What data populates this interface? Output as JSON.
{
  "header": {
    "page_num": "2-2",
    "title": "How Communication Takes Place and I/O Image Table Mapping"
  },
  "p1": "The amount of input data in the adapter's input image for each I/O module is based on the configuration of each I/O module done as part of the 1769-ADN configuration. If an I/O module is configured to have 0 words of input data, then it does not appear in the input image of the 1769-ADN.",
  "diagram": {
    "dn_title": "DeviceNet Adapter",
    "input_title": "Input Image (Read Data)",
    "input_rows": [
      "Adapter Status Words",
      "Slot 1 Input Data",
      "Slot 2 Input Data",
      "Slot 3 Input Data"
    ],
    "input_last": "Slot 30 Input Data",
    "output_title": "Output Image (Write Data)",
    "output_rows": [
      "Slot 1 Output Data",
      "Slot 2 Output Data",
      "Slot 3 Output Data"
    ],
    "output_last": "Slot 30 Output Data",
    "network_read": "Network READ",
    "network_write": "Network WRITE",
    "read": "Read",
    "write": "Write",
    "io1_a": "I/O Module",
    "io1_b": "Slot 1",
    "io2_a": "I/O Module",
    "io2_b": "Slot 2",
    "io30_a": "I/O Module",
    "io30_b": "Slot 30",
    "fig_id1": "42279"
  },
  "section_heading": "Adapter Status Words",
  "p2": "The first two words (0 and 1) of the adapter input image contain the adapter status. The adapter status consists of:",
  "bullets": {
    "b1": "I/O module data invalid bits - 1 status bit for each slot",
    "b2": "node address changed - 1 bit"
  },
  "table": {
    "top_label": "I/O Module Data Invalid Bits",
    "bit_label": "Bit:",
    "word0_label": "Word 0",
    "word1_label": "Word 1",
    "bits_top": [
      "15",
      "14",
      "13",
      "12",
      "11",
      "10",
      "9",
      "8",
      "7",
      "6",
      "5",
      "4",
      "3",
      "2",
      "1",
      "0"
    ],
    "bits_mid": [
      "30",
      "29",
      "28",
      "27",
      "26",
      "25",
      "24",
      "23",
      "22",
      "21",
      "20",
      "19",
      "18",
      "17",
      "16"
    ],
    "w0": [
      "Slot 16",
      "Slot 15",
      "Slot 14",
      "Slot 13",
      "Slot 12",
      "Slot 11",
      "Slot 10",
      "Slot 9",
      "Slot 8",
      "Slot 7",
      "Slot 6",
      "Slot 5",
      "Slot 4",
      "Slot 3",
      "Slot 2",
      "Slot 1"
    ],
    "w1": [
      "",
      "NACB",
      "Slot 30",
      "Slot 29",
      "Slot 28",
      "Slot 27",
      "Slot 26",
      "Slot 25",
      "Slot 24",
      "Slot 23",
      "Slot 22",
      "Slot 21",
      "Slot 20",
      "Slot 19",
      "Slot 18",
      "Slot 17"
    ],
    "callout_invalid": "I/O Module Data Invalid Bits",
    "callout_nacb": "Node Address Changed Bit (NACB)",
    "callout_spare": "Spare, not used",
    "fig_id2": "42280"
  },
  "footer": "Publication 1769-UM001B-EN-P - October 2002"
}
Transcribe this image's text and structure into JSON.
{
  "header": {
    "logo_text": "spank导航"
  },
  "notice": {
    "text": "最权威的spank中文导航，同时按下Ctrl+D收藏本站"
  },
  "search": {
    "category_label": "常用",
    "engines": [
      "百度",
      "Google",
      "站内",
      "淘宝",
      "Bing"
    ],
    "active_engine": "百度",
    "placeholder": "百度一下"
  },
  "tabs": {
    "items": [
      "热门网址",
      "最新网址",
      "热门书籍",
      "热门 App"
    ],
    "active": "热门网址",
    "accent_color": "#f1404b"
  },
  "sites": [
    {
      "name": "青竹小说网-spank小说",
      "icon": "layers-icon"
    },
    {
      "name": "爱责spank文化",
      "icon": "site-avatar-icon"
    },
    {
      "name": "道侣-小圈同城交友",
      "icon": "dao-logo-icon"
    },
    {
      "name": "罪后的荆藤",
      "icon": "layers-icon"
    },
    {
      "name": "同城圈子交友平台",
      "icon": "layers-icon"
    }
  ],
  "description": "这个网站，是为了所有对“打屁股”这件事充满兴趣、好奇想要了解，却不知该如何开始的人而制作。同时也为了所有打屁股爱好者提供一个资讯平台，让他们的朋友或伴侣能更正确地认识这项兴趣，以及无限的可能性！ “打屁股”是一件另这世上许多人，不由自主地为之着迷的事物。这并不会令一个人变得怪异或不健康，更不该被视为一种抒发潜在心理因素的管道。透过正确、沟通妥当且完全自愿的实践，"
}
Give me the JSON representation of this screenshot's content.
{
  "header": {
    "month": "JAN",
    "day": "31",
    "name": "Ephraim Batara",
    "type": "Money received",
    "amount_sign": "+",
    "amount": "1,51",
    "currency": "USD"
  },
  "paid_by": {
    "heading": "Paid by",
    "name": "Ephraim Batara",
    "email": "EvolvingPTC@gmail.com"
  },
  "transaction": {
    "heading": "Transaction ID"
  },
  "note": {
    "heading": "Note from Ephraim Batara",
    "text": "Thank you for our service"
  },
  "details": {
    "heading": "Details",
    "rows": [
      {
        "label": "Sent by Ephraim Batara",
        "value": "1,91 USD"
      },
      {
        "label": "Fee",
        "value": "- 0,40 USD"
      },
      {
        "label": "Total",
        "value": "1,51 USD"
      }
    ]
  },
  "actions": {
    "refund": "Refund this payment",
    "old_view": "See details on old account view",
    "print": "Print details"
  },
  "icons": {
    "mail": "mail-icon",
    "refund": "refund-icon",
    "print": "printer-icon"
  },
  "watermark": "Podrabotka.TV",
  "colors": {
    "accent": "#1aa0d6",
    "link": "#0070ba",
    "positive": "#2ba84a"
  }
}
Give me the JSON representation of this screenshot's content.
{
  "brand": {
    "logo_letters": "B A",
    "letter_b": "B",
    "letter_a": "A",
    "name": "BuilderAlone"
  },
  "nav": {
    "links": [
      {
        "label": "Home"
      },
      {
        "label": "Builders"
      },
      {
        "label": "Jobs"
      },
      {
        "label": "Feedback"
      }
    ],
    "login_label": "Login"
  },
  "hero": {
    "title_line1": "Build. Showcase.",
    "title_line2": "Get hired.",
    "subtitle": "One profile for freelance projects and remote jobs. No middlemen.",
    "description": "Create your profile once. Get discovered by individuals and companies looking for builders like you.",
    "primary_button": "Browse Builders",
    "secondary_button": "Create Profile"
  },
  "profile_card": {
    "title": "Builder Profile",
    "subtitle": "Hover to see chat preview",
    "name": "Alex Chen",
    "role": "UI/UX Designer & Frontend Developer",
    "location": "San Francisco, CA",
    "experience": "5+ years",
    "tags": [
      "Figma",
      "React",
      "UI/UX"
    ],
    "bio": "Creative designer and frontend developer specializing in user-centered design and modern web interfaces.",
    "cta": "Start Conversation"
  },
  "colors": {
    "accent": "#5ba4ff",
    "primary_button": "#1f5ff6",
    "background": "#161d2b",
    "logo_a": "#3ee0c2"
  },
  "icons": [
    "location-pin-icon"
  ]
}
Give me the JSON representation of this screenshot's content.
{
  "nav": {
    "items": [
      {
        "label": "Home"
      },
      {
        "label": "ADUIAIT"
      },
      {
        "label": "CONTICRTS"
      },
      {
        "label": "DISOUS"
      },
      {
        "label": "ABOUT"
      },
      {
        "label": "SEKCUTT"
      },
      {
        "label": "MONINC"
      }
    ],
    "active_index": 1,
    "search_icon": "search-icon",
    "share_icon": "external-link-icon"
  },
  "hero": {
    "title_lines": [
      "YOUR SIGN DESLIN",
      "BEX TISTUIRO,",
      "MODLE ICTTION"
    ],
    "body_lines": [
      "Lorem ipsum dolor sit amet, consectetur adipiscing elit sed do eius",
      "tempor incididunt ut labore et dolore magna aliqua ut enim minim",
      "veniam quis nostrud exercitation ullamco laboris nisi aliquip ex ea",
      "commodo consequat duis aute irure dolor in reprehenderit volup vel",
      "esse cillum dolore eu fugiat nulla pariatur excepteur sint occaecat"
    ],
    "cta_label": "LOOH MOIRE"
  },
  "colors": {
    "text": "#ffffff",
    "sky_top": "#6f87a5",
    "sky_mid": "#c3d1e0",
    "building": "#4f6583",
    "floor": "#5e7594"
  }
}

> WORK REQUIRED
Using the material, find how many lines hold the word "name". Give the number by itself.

> EXERCISE OUTPUT
9